=== Entries from a dataset of interfaces ===
--------------------------------------------------

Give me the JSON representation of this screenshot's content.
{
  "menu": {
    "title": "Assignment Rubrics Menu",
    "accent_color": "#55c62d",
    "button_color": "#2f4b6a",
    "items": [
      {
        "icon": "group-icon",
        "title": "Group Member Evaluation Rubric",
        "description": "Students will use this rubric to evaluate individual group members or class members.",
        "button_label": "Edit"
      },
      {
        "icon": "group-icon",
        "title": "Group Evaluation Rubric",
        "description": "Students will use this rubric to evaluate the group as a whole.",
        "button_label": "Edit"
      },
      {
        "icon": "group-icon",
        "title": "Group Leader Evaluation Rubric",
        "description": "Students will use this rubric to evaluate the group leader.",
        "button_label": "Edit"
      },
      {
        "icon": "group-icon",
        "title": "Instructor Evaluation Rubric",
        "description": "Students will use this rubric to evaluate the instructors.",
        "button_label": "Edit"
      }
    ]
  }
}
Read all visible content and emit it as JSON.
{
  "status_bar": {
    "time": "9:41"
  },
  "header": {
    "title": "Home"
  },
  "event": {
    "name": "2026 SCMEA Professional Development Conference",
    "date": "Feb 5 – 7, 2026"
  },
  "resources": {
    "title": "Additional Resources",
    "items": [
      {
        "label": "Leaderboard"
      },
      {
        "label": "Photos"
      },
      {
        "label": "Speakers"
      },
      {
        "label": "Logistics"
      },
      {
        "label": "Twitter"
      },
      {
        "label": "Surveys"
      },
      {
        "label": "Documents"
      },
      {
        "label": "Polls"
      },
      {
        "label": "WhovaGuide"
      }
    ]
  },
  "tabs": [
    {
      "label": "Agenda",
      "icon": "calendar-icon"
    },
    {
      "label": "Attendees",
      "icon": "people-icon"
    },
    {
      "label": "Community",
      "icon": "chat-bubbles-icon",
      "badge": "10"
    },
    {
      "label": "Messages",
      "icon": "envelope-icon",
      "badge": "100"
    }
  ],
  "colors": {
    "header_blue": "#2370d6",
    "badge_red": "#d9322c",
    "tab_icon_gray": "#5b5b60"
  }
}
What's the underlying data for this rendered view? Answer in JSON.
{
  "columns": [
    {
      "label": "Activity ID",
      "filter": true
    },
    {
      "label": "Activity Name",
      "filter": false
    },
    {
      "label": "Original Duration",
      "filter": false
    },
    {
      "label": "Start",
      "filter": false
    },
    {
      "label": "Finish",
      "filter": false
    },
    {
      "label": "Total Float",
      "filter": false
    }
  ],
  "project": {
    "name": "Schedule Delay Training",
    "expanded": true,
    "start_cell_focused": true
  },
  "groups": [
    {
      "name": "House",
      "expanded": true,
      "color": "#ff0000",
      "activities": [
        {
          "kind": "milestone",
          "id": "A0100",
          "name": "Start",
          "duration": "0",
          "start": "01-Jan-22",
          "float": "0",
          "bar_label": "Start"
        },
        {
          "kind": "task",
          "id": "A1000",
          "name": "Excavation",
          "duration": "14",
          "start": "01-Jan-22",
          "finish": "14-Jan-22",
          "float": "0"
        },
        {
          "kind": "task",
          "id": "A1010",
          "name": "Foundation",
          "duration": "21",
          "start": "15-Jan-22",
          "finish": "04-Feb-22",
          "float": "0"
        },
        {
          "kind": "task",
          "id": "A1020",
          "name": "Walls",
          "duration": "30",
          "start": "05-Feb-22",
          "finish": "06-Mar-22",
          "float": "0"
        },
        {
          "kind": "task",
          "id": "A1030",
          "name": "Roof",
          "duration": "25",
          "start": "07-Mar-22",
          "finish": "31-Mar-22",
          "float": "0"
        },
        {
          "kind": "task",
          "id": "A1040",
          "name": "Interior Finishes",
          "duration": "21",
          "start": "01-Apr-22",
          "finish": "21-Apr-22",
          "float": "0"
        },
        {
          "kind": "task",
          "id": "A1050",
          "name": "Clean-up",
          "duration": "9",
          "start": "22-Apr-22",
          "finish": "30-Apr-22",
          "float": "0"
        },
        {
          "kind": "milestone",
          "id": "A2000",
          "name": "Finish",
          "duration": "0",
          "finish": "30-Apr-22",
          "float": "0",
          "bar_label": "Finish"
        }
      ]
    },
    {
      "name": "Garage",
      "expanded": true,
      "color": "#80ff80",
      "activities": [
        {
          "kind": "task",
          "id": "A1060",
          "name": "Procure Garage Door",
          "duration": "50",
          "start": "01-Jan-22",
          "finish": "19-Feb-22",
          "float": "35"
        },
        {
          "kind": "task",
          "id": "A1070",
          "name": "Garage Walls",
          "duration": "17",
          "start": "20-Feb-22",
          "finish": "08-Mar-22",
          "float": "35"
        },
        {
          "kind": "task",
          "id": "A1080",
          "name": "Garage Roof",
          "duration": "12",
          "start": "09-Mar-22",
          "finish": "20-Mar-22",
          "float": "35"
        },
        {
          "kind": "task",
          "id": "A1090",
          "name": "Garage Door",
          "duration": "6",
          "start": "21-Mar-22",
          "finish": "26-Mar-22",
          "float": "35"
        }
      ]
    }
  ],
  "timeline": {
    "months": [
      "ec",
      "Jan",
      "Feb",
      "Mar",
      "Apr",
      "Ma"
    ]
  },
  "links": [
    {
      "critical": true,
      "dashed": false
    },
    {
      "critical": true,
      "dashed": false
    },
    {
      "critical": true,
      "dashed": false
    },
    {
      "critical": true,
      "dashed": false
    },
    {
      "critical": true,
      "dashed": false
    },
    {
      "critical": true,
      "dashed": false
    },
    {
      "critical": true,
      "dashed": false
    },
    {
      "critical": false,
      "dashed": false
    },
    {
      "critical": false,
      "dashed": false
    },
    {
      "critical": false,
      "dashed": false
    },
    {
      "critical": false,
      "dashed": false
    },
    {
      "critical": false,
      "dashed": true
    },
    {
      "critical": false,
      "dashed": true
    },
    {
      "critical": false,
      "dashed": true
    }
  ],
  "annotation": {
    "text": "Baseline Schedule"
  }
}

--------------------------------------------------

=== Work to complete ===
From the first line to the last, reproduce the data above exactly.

=== Expected answer ===
Give me the JSON representation of this screenshot's content.
{
  "menu": {
    "title": "Assignment Rubrics Menu",
    "accent_color": "#55c62d",
    "button_color": "#2f4b6a",
    "items": [
      {
        "icon": "group-icon",
        "title": "Group Member Evaluation Rubric",
        "description": "Students will use this rubric to evaluate individual group members or class members.",
        "button_label": "Edit"
      },
      {
        "icon": "group-icon",
        "title": "Group Evaluation Rubric",
        "description": "Students will use this rubric to evaluate the group as a whole.",
        "button_label": "Edit"
      },
      {
        "icon": "group-icon",
        "title": "Group Leader Evaluation Rubric",
        "description": "Students will use this rubric to evaluate the group leader.",
        "button_label": "Edit"
      },
      {
        "icon": "group-icon",
        "title": "Instructor Evaluation Rubric",
        "description": "Students will use this rubric to evaluate the instructors.",
        "button_label": "Edit"
      }
    ]
  }
}
Read all visible content and emit it as JSON.
{
  "status_bar": {
    "time": "9:41"
  },
  "header": {
    "title": "Home"
  },
  "event": {
    "name": "2026 SCMEA Professional Development Conference",
    "date": "Feb 5 – 7, 2026"
  },
  "resources": {
    "title": "Additional Resources",
    "items": [
      {
        "label": "Leaderboard"
      },
      {
        "label": "Photos"
      },
      {
        "label": "Speakers"
      },
      {
        "label": "Logistics"
      },
      {
        "label": "Twitter"
      },
      {
        "label": "Surveys"
      },
      {
        "label": "Documents"
      },
      {
        "label": "Polls"
      },
      {
        "label": "WhovaGuide"
      }
    ]
  },
  "tabs": [
    {
      "label": "Agenda",
      "icon": "calendar-icon"
    },
    {
      "label": "Attendees",
      "icon": "people-icon"
    },
    {
      "label": "Community",
      "icon": "chat-bubbles-icon",
      "badge": "10"
    },
    {
      "label": "Messages",
      "icon": "envelope-icon",
      "badge": "100"
    }
  ],
  "colors": {
    "header_blue": "#2370d6",
    "badge_red": "#d9322c",
    "tab_icon_gray": "#5b5b60"
  }
}
What's the underlying data for this rendered view? Answer in JSON.
{
  "columns": [
    {
      "label": "Activity ID",
      "filter": true
    },
    {
      "label": "Activity Name",
      "filter": false
    },
    {
      "label": "Original Duration",
      "filter": false
    },
    {
      "label": "Start",
      "filter": false
    },
    {
      "label": "Finish",
      "filter": false
    },
    {
      "label": "Total Float",
      "filter": false
    }
  ],
  "project": {
    "name": "Schedule Delay Training",
    "expanded": true,
    "start_cell_focused": true
  },
  "groups": [
    {
      "name": "House",
      "expanded": true,
      "color": "#ff0000",
      "activities": [
        {
          "kind": "milestone",
          "id": "A0100",
          "name": "Start",
          "duration": "0",
          "start": "01-Jan-22",
          "float": "0",
          "bar_label": "Start"
        },
        {
          "kind": "task",
          "id": "A1000",
          "name": "Excavation",
          "duration": "14",
          "start": "01-Jan-22",
          "finish": "14-Jan-22",
          "float": "0"
        },
        {
          "kind": "task",
          "id": "A1010",
          "name": "Foundation",
          "duration": "21",
          "start": "15-Jan-22",
          "finish": "04-Feb-22",
          "float": "0"
        },
        {
          "kind": "task",
          "id": "A1020",
          "name": "Walls",
          "duration": "30",
          "start": "05-Feb-22",
          "finish": "06-Mar-22",
          "float": "0"
        },
        {
          "kind": "task",
          "id": "A1030",
          "name": "Roof",
          "duration": "25",
          "start": "07-Mar-22",
          "finish": "31-Mar-22",
          "float": "0"
        },
        {
          "kind": "task",
          "id": "A1040",
          "name": "Interior Finishes",
          "duration": "21",
          "start": "01-Apr-22",
          "finish": "21-Apr-22",
          "float": "0"
        },
        {
          "kind": "task",
          "id": "A1050",
          "name": "Clean-up",
          "duration": "9",
          "start": "22-Apr-22",
          "finish": "30-Apr-22",
          "float": "0"
        },
        {
          "kind": "milestone",
          "id": "A2000",
          "name": "Finish",
          "duration": "0",
          "finish": "30-Apr-22",
          "float": "0",
          "bar_label": "Finish"
        }
      ]
    },
    {
      "name": "Garage",
      "expanded": true,
      "color": "#80ff80",
      "activities": [
        {
          "kind": "task",
          "id": "A1060",
          "name": "Procure Garage Door",
          "duration": "50",
          "start": "01-Jan-22",
          "finish": "19-Feb-22",
          "float": "35"
        },
        {
          "kind": "task",
          "id": "A1070",
          "name": "Garage Walls",
          "duration": "17",
          "start": "20-Feb-22",
          "finish": "08-Mar-22",
          "float": "35"
        },
        {
          "kind": "task",
          "id": "A1080",
          "name": "Garage Roof",
          "duration": "12",
          "start": "09-Mar-22",
          "finish": "20-Mar-22",
          "float": "35"
        },
        {
          "kind": "task",
          "id": "A1090",
          "name": "Garage Door",
          "duration": "6",
          "start": "21-Mar-22",
          "finish": "26-Mar-22",
          "float": "35"
        }
      ]
    }
  ],
  "timeline": {
    "months": [
      "ec",
      "Jan",
      "Feb",
      "Mar",
      "Apr",
      "Ma"
    ]
  },
  "links": [
    {
      "critical": true,
      "dashed": false
    },
    {
      "critical": true,
      "dashed": false
    },
    {
      "critical": true,
      "dashed": false
    },
    {
      "critical": true,
      "dashed": false
    },
    {
      "critical": true,
      "dashed": false
    },
    {
      "critical": true,
      "dashed": false
    },
    {
      "critical": true,
      "dashed": false
    },
    {
      "critical": false,
      "dashed": false
    },
    {
      "critical": false,
      "dashed": false
    },
    {
      "critical": false,
      "dashed": false
    },
    {
      "critical": false,
      "dashed": false
    },
    {
      "critical": false,
      "dashed": true
    },
    {
      "critical": false,
      "dashed": true
    },
    {
      "critical": false,
      "dashed": true
    }
  ],
  "annotation": {
    "text": "Baseline Schedule"
  }
}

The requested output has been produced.